  Eligibility

Ages Eligible for Study:   18 Years and older   (Adult, Senior)
Genders Eligible for Study:   Female
Accepts Healthy Volunteers:   No
Criteria

Inclusion Criteria:

  • Singleton viable pregnancy
  • Gestational age between 9,0 and 15,6
  • Body Mass Index of 25 and above
  • Age 18 and over
  • Ability to contact

Exclusion Criteria:

  • Less than 18 years old
  • Diagnosis of Diabetes or Hemoglobin A1c (HbA1c)> or = 6.5%
  • Known fetal anomaly
  • Planned termination of pregnancy
  • History of 3 more more consecutive first trimester miscarriages
  • Current eating disorder
  • Actively suicidal
  • Prior or planned bariatric surgery
  • Current use of metformin, systemic steroids, antipsychotic agents, anti-seizure medications, mood stabilizers, attention deficit hyperactivity disorder medications
  • Continued use of weight loss medication
  • Contraindications to aerobic exercise in pregnancy
  • Participation in another interventional study that influences weight control
  • Enrollment in this trial in a previous pregnancy
  • Intention of the participant or of the care provider for the delivery to be outside the Lifestyle Interventions For Expectant (LIFE) Moms consortium hospital
  • Participant's unwillingness or inability to commit to a 1 year follow-up of herself or her child, including planning to move away
  • Smoking
  • History of Drug and/or Alcohol Addiction
  • Chronic health problems that prohibit regular exercise or known to influence body composition
  • Other chronic disease as determined by investigators
  • Claustrophobia (only for participants who elect to have MRI)
  • Implanted metal objects that render MRI unsafe (only for participants who elect to have MRI)
  • Lack of support from primary health care provider or family members
  • Another member of the household is a study participant or staff member
  • Any other medical, psychiatric, social or behavioral factor that in the judgement of the Principal Investigator (PI) may interfere with study participation or ability to follow the intervention protocol
  Contacts and Locations
Choosing to participate in a study is an important personal decision. Talk with your doctor and family members or friends about deciding to join a study. To learn more about this study, you or your doctor may contact the study research staff using the Contacts provided below. For general information, see Learn About Clinical Studies.

Please refer to this study by its ClinicalTrials.gov identifier: NCT01616147

Locations
United States, New York
Columbia University Medical Center
New York, New York, United States, 10032
Sponsors and Collaborators
Columbia University
National Institute of Diabetes and Digestive and Kidney Diseases (NIDDK)
Investigators
Principal Investigator: Dympna Gallagher, EdD Columbia University
  More Information

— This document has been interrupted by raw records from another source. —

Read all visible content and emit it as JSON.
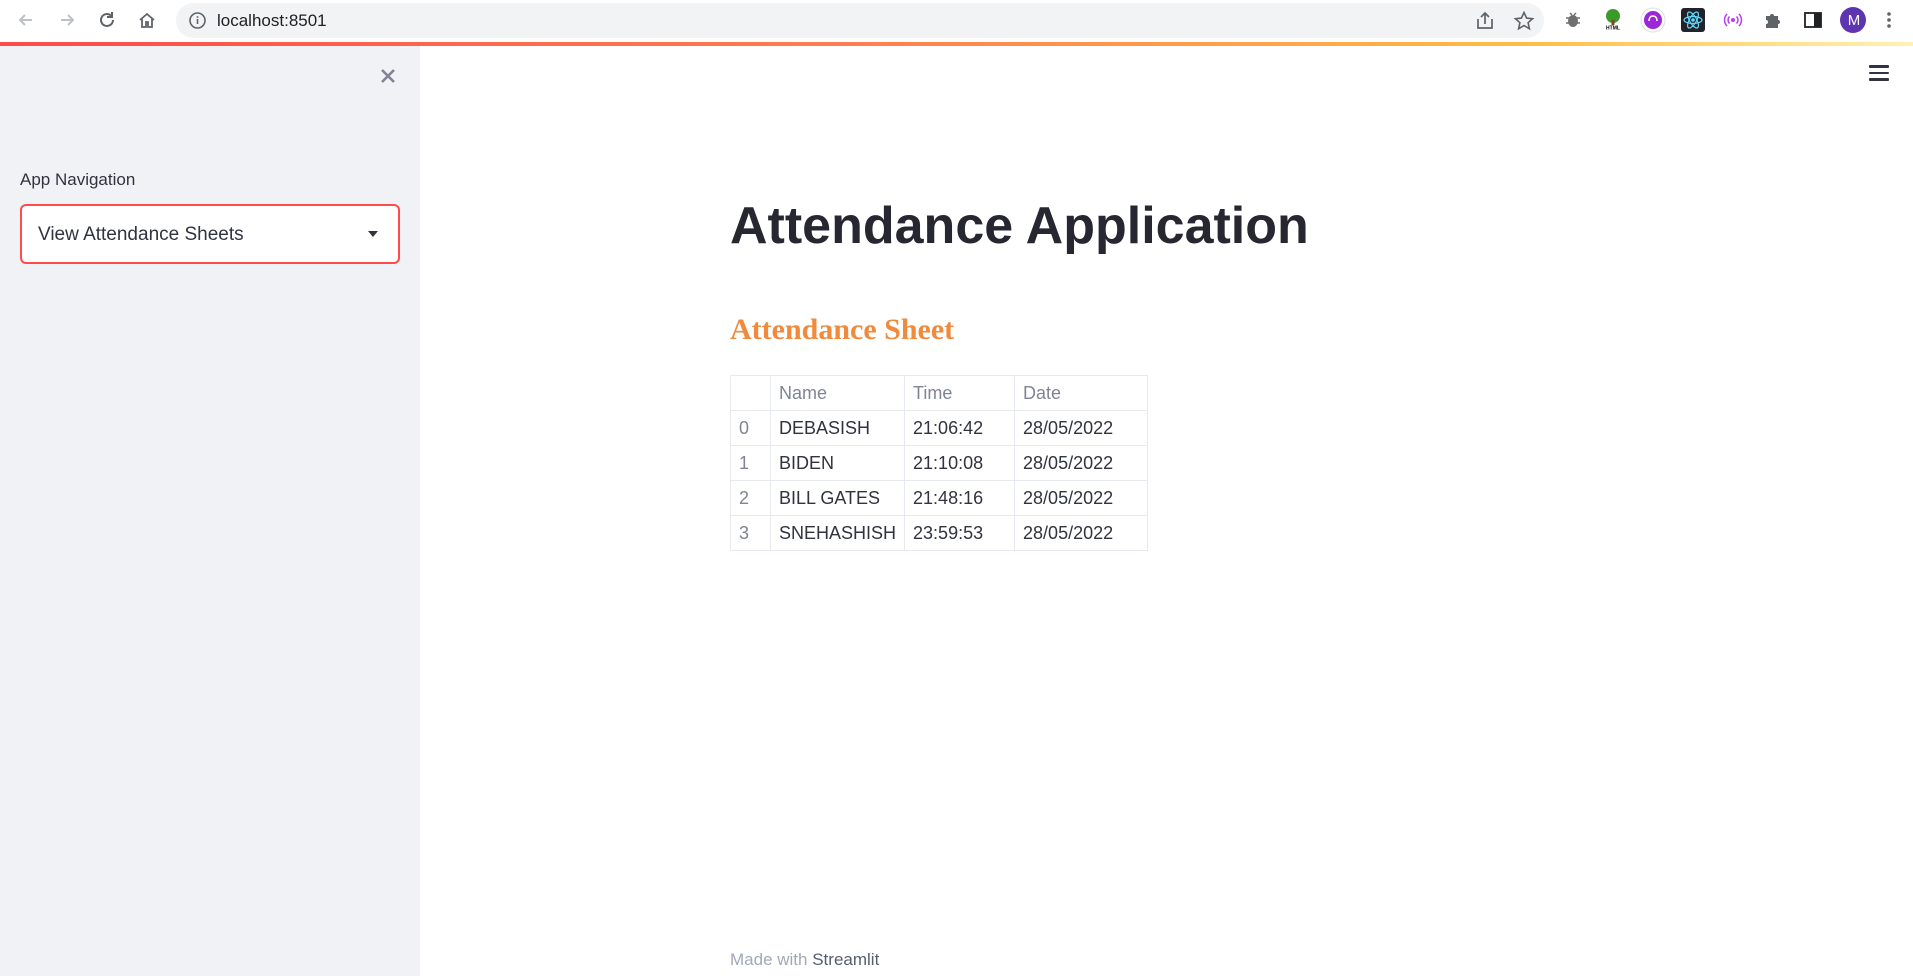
{
  "browser": {
    "url": "localhost:8501",
    "profile_initial": "M",
    "extensions": [
      "bug-icon",
      "tree-html-icon",
      "podcast-icon",
      "react-icon",
      "broadcast-icon",
      "puzzle-icon"
    ]
  },
  "sidebar": {
    "nav_label": "App Navigation",
    "selected_page": "View Attendance Sheets"
  },
  "main": {
    "title": "Attendance Application",
    "subtitle": "Attendance Sheet",
    "table": {
      "columns": [
        "",
        "Name",
        "Time",
        "Date"
      ],
      "rows": [
        {
          "index": "0",
          "name": "DEBASISH",
          "time": "21:06:42",
          "date": "28/05/2022"
        },
        {
          "index": "1",
          "name": "BIDEN",
          "time": "21:10:08",
          "date": "28/05/2022"
        },
        {
          "index": "2",
          "name": "BILL GATES",
          "time": "21:48:16",
          "date": "28/05/2022"
        },
        {
          "index": "3",
          "name": "SNEHASHISH",
          "time": "23:59:53",
          "date": "28/05/2022"
        }
      ]
    }
  },
  "footer": {
    "made_with": "Made with",
    "brand": "Streamlit"
  },
  "colors": {
    "accent": "#ff4b4b",
    "subtitle": "#f08a3c",
    "sidebar_bg": "#f0f2f6"
  }
}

Publications automatically indexed to this study by ClinicalTrials.gov Identifier (NCT Number):
Responsible Party: Dympna Gallagher, Associate Professor of Nutritional Medicine, Columbia University
ClinicalTrials.gov Identifier: NCT01616147     History of Changes
Other Study ID Numbers: AAAN8453  1U01DK094463 
Study First Received: June 7, 2012
Last Updated: June 1, 2016
Health Authority: United States: Institutional Review Board
Individual Participant Data  
Plan to Share IPD: Undecided

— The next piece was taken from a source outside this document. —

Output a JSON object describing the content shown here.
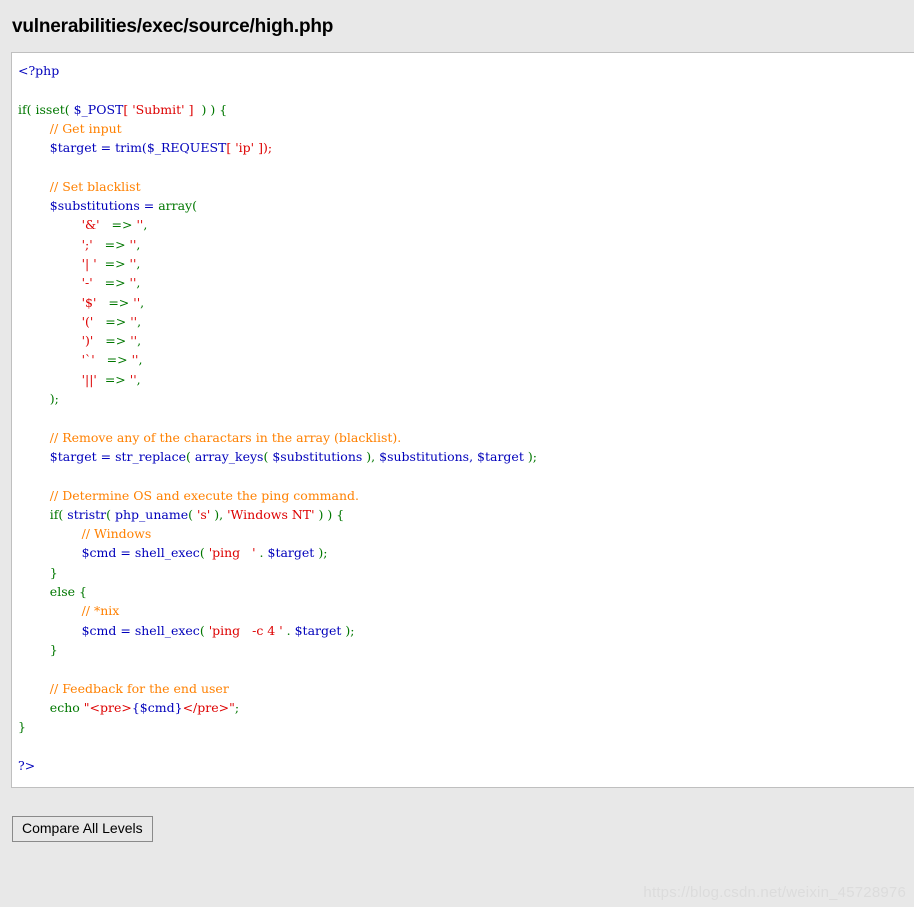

Keywords provided by Columbia University:
Intensive Lifestyle Intervention

Additional relevant MeSH terms:
Overweight
Body Weight
Signs and Symptoms

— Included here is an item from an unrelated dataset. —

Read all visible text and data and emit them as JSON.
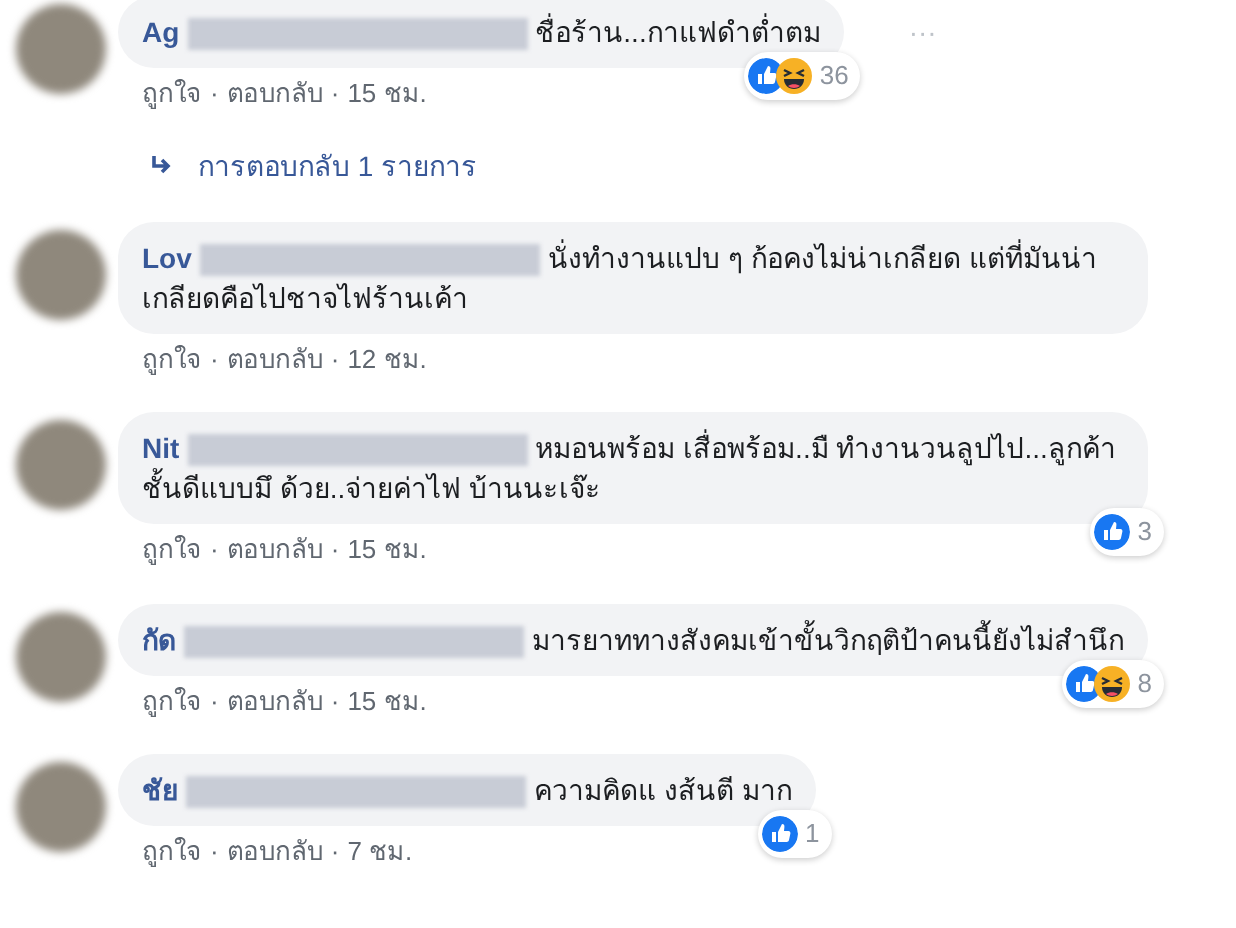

ClinicalTrials.gov processed this record on September 29, 2016